In today’s modern age, we’re missing out on something – irregularity. In particular, challenging ourselves to walk on irregular surfaces.
Researchers in Oregon set up two groups of older adults: one group who walked on a level surface, and a second group that practiced walking over an uneven cobblestone-like course. Each group walked three times a week for 16 weeks.
It isn’t surprising that the cobblestone-walking group had significantly improved balance. But what surprised me is that the cobblestone group achieved faster walking speeds than the control group when tested on level surfaces. And their blood pressure went down too.
Walking on an irregular surface forces the stabilizing muscles of the ankles, legs and spine to adapt on a moment to moment basis to changing terrain. And your brain has to get into the act too to coordinate your response.
It’s true that it may not be easy to find cobblestones to walk on – not everyone lives in a medieval town.
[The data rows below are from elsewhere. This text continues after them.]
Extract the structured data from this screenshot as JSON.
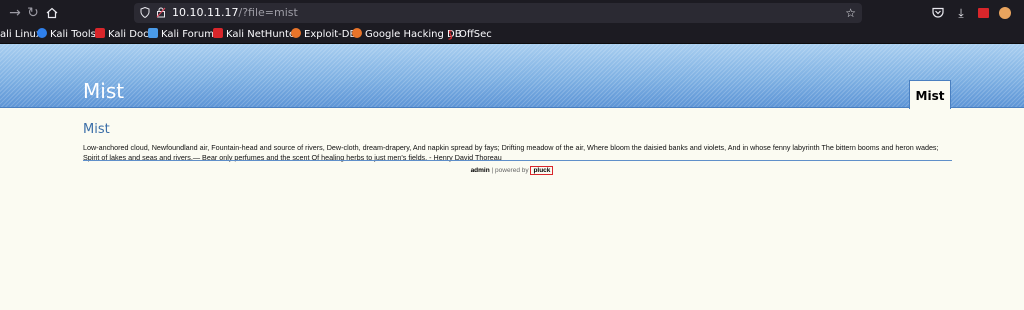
{
  "browser": {
    "url_host": "10.10.11.17",
    "url_path": "/?file=mist",
    "bookmarks": [
      {
        "label": "ali Linux",
        "icon": "kali-icon",
        "color": "#3a7bd5"
      },
      {
        "label": "Kali Tools",
        "icon": "kali-icon",
        "color": "#2f80ed"
      },
      {
        "label": "Kali Docs",
        "icon": "docs-icon",
        "color": "#d9262b"
      },
      {
        "label": "Kali Forums",
        "icon": "forums-icon",
        "color": "#4a9ae8"
      },
      {
        "label": "Kali NetHunter",
        "icon": "nethunter-icon",
        "color": "#d9262b"
      },
      {
        "label": "Exploit-DB",
        "icon": "exploitdb-icon",
        "color": "#e8742a"
      },
      {
        "label": "Google Hacking DB",
        "icon": "ghdb-icon",
        "color": "#e8742a"
      },
      {
        "label": "OffSec",
        "icon": "offsec-icon",
        "color": "#d9262b"
      }
    ]
  },
  "site": {
    "title": "Mist",
    "nav_tab": "Mist"
  },
  "content": {
    "heading": "Mist",
    "body": "Low-anchored cloud, Newfoundland air, Fountain-head and source of rivers, Dew-cloth, dream-drapery, And napkin spread by fays; Drifting meadow of the air, Where bloom the daisied banks and violets, And in whose fenny labyrinth The bittern booms and heron wades; Spirit of lakes and seas and rivers,— Bear only perfumes and the scent Of healing herbs to just men's fields. - Henry David Thoreau"
  },
  "footer": {
    "admin": "admin",
    "separator": " | powered by ",
    "pluck": "pluck"
  },
  "colors": {
    "header_blue": "#7fb1e3",
    "heading_blue": "#3b6ea8",
    "highlight_red": "#d9262b"
  }
}
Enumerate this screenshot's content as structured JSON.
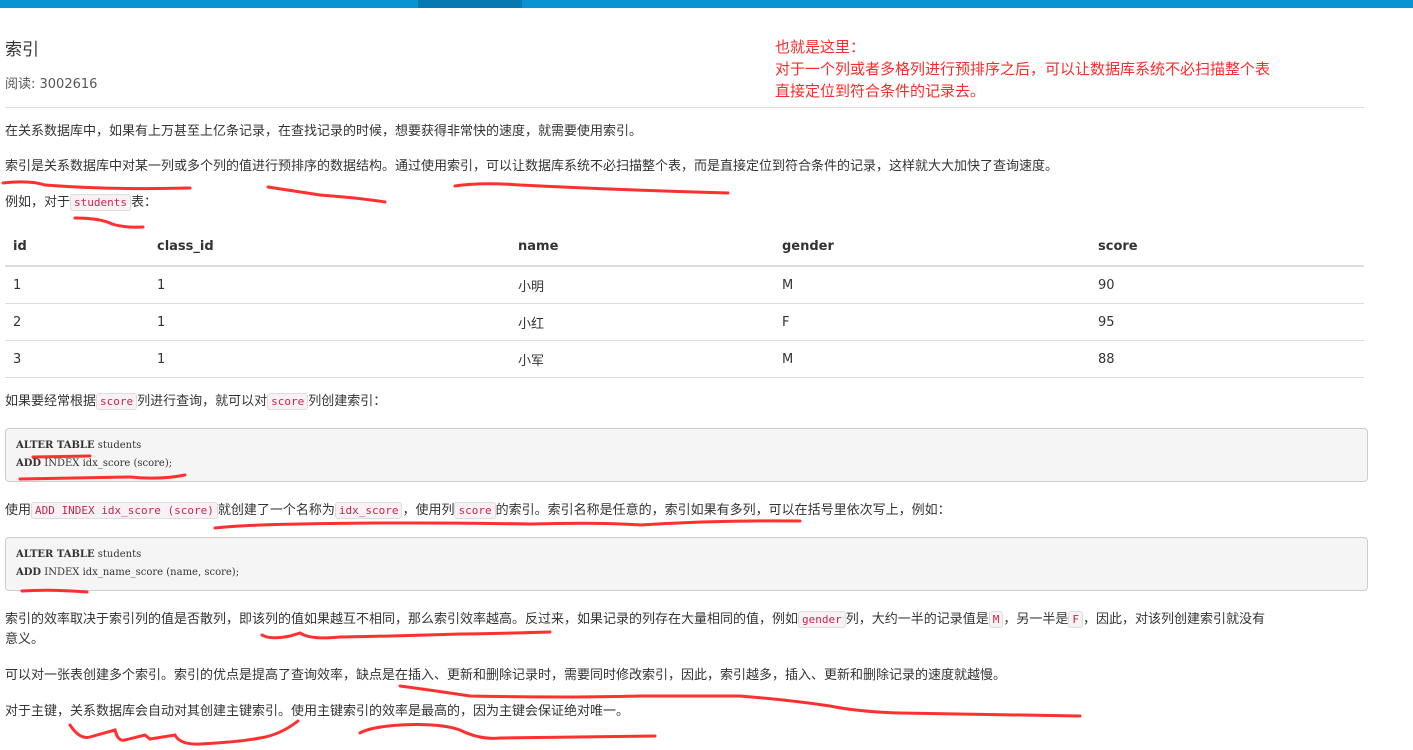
{
  "article": {
    "title": "索引",
    "read_label": "阅读: 3002616",
    "p1": "在关系数据库中，如果有上万甚至上亿条记录，在查找记录的时候，想要获得非常快的速度，就需要使用索引。",
    "p2": "索引是关系数据库中对某一列或多个列的值进行预排序的数据结构。通过使用索引，可以让数据库系统不必扫描整个表，而是直接定位到符合条件的记录，这样就大大加快了查询速度。",
    "p3_pre": "例如，对于",
    "p3_code": "students",
    "p3_post": "表：",
    "table": {
      "headers": [
        "id",
        "class_id",
        "name",
        "gender",
        "score"
      ],
      "rows": [
        [
          "1",
          "1",
          "小明",
          "M",
          "90"
        ],
        [
          "2",
          "1",
          "小红",
          "F",
          "95"
        ],
        [
          "3",
          "1",
          "小军",
          "M",
          "88"
        ]
      ]
    },
    "p4_a": "如果要经常根据",
    "p4_code1": "score",
    "p4_b": "列进行查询，就可以对",
    "p4_code2": "score",
    "p4_c": "列创建索引：",
    "code1_kw1": "ALTER TABLE",
    "code1_l1": " students",
    "code1_kw2": "ADD",
    "code1_l2": " INDEX idx_score (score);",
    "p5_a": "使用",
    "p5_code1": "ADD INDEX idx_score (score)",
    "p5_b": "就创建了一个名称为",
    "p5_code2": "idx_score",
    "p5_c": "，使用列",
    "p5_code3": "score",
    "p5_d": "的索引。索引名称是任意的，索引如果有多列，可以在括号里依次写上，例如：",
    "code2_kw1": "ALTER TABLE",
    "code2_l1": " students",
    "code2_kw2": "ADD",
    "code2_l2": " INDEX idx_name_score (name, score);",
    "p6_a": "索引的效率取决于索引列的值是否散列，即该列的值如果越互不相同，那么索引效率越高。反过来，如果记录的列存在大量相同的值，例如",
    "p6_code1": "gender",
    "p6_b": "列，大约一半的记录值是",
    "p6_code2": "M",
    "p6_c": "，另一半是",
    "p6_code3": "F",
    "p6_d": "，因此，对该列创建索引就没有",
    "p6_e": "意义。",
    "p7": "可以对一张表创建多个索引。索引的优点是提高了查询效率，缺点是在插入、更新和删除记录时，需要同时修改索引，因此，索引越多，插入、更新和删除记录的速度就越慢。",
    "p8": "对于主键，关系数据库会自动对其创建主键索引。使用主键索引的效率是最高的，因为主键会保证绝对唯一。"
  },
  "annotation": {
    "line1": "也就是这里：",
    "line2": "对于一个列或者多格列进行预排序之后，可以让数据库系统不必扫描整个表",
    "line3": "直接定位到符合条件的记录去。",
    "color": "#ff2a2a"
  }
}
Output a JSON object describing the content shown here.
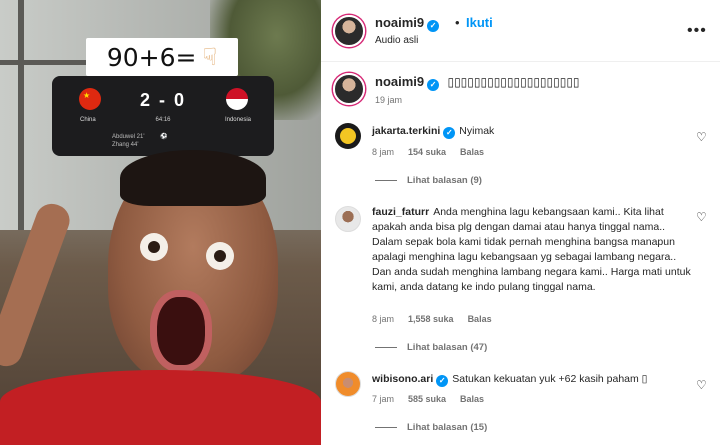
{
  "media": {
    "overlay_text": "90+6=",
    "scoreboard": {
      "home_team": "China",
      "away_team": "Indonesia",
      "score": "2 - 0",
      "clock": "64:16",
      "scorers": [
        "Abduwel 21'",
        "Zhang 44'"
      ]
    }
  },
  "header": {
    "username": "noaimi9",
    "dot": "•",
    "follow_label": "Ikuti",
    "audio_label": "Audio asli",
    "more_icon": "more-horizontal-icon"
  },
  "caption": {
    "username": "noaimi9",
    "text": "▯▯▯▯▯▯▯▯▯▯▯▯▯▯▯▯▯▯▯▯",
    "time": "19 jam"
  },
  "comments": [
    {
      "username": "jakarta.terkini",
      "verified": true,
      "text": "Nyimak",
      "time": "8 jam",
      "likes": "154 suka",
      "reply_label": "Balas",
      "view_replies": "Lihat balasan (9)"
    },
    {
      "username": "fauzi_faturr",
      "verified": false,
      "text": "Anda menghina lagu kebangsaan kami.. Kita lihat apakah anda bisa plg dengan damai atau hanya tinggal nama.. Dalam sepak bola kami tidak pernah menghina bangsa manapun apalagi menghina lagu kebangsaan yg sebagai lambang negara.. Dan anda sudah menghina lambang negara kami.. Harga mati untuk kami, anda datang ke indo pulang tinggal nama.",
      "time": "8 jam",
      "likes": "1,558 suka",
      "reply_label": "Balas",
      "view_replies": "Lihat balasan (47)"
    },
    {
      "username": "wibisono.ari",
      "verified": true,
      "text": "Satukan kekuatan yuk +62 kasih paham ▯",
      "time": "7 jam",
      "likes": "585 suka",
      "reply_label": "Balas",
      "view_replies": "Lihat balasan (15)"
    }
  ],
  "colors": {
    "accent": "#0095f6",
    "text": "#262626",
    "muted": "#737373",
    "shirt": "#c21f23"
  }
}
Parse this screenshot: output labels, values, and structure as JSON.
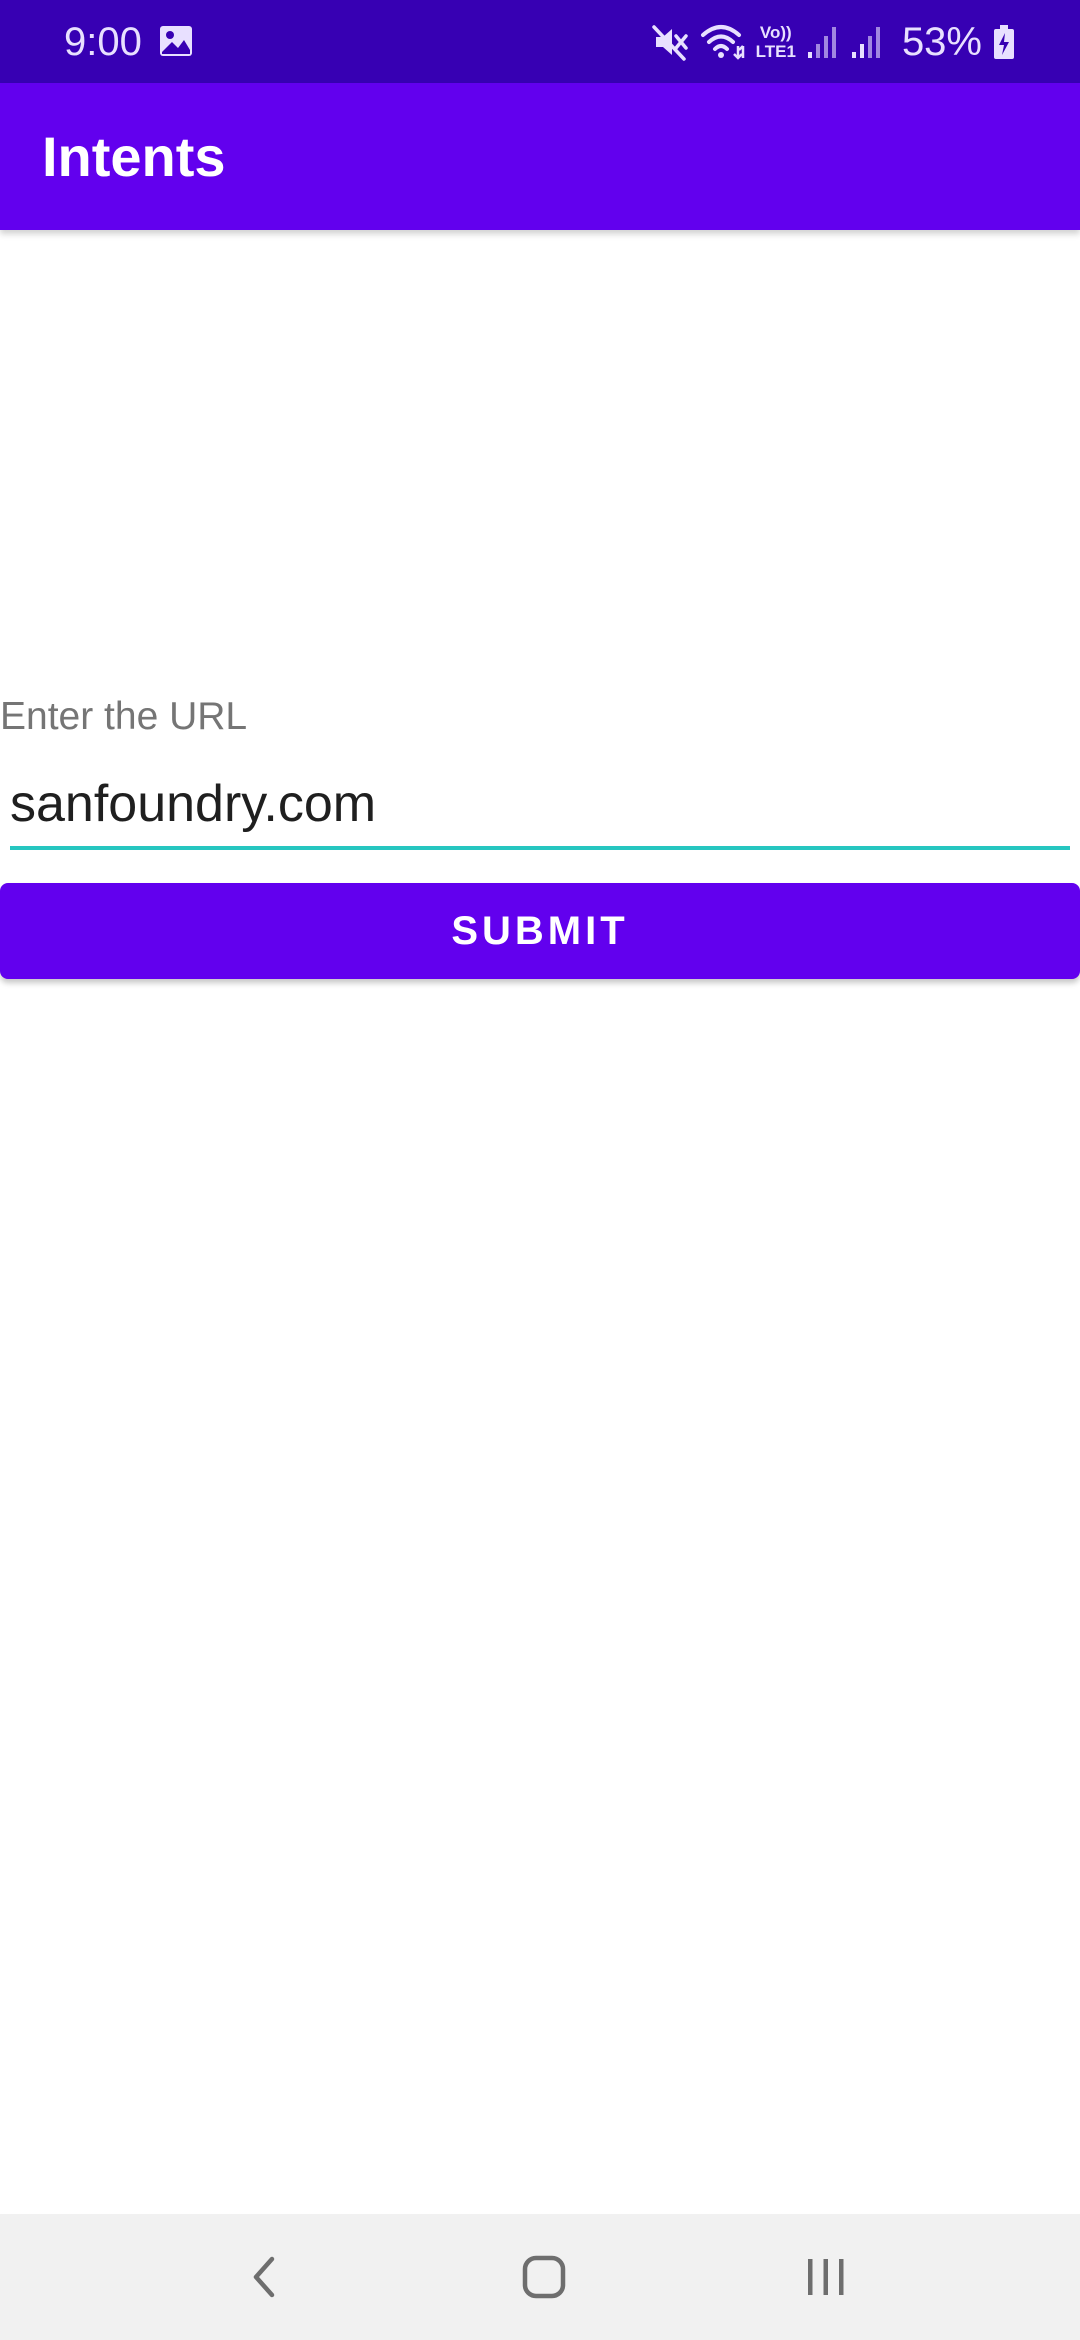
{
  "status_bar": {
    "time": "9:00",
    "battery_percent": "53%",
    "icons": [
      "gallery-icon",
      "mute-icon",
      "wifi-icon",
      "volte-icon",
      "signal-icon",
      "signal-icon",
      "battery-charging-icon"
    ],
    "volte_top": "Vo))",
    "volte_bottom": "LTE1",
    "background": "#3700b3"
  },
  "app_bar": {
    "title": "Intents",
    "color": "#6200ee"
  },
  "form": {
    "url_label": "Enter the URL",
    "url_value": "sanfoundry.com",
    "underline_color": "#26c6c0",
    "submit_label": "SUBMIT",
    "button_color": "#6200ee"
  },
  "nav_bar": {
    "icons": [
      "back-icon",
      "home-icon",
      "recent-apps-icon"
    ]
  }
}
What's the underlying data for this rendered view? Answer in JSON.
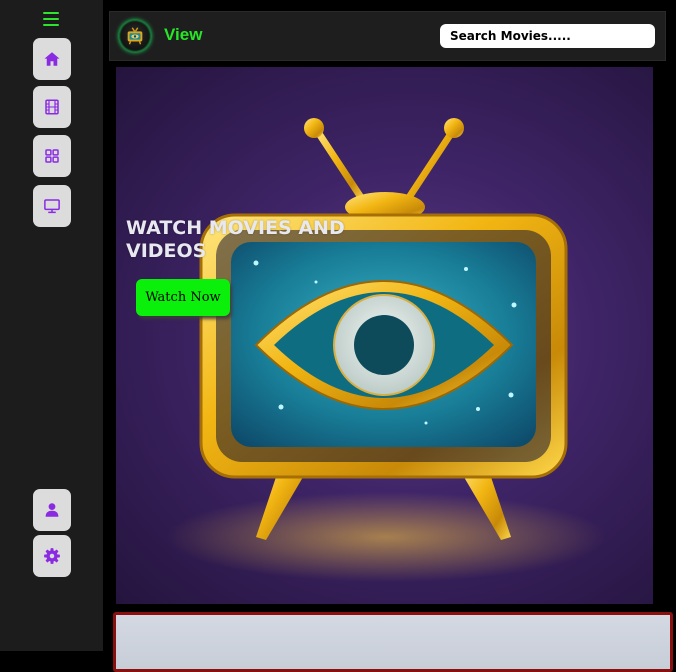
{
  "sidebar": {
    "toggle_icon": "hamburger-icon",
    "nav_items": [
      {
        "icon": "home-icon",
        "label": "Home"
      },
      {
        "icon": "film-icon",
        "label": "Movies"
      },
      {
        "icon": "grid-icon",
        "label": "Categories"
      },
      {
        "icon": "tv-icon",
        "label": "TV"
      }
    ],
    "bottom_items": [
      {
        "icon": "user-icon",
        "label": "Profile"
      },
      {
        "icon": "gear-icon",
        "label": "Settings"
      }
    ],
    "icon_color": "#8a2be2",
    "toggle_color": "#2ee52e"
  },
  "header": {
    "brand": "View",
    "brand_color": "#27e527",
    "search_placeholder": "Search Movies....."
  },
  "hero": {
    "title": "WATCH MOVIES AND VIDEOS",
    "cta_label": "Watch Now",
    "cta_color": "#0bf00b"
  }
}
But you have other opportunities to practice walking on an uneven surface: take a hike in the woods, where there will be boulders, rocks, or tree roots.
You have to continue to challenge yourself in novel ways to gain fitness and mental sharpness.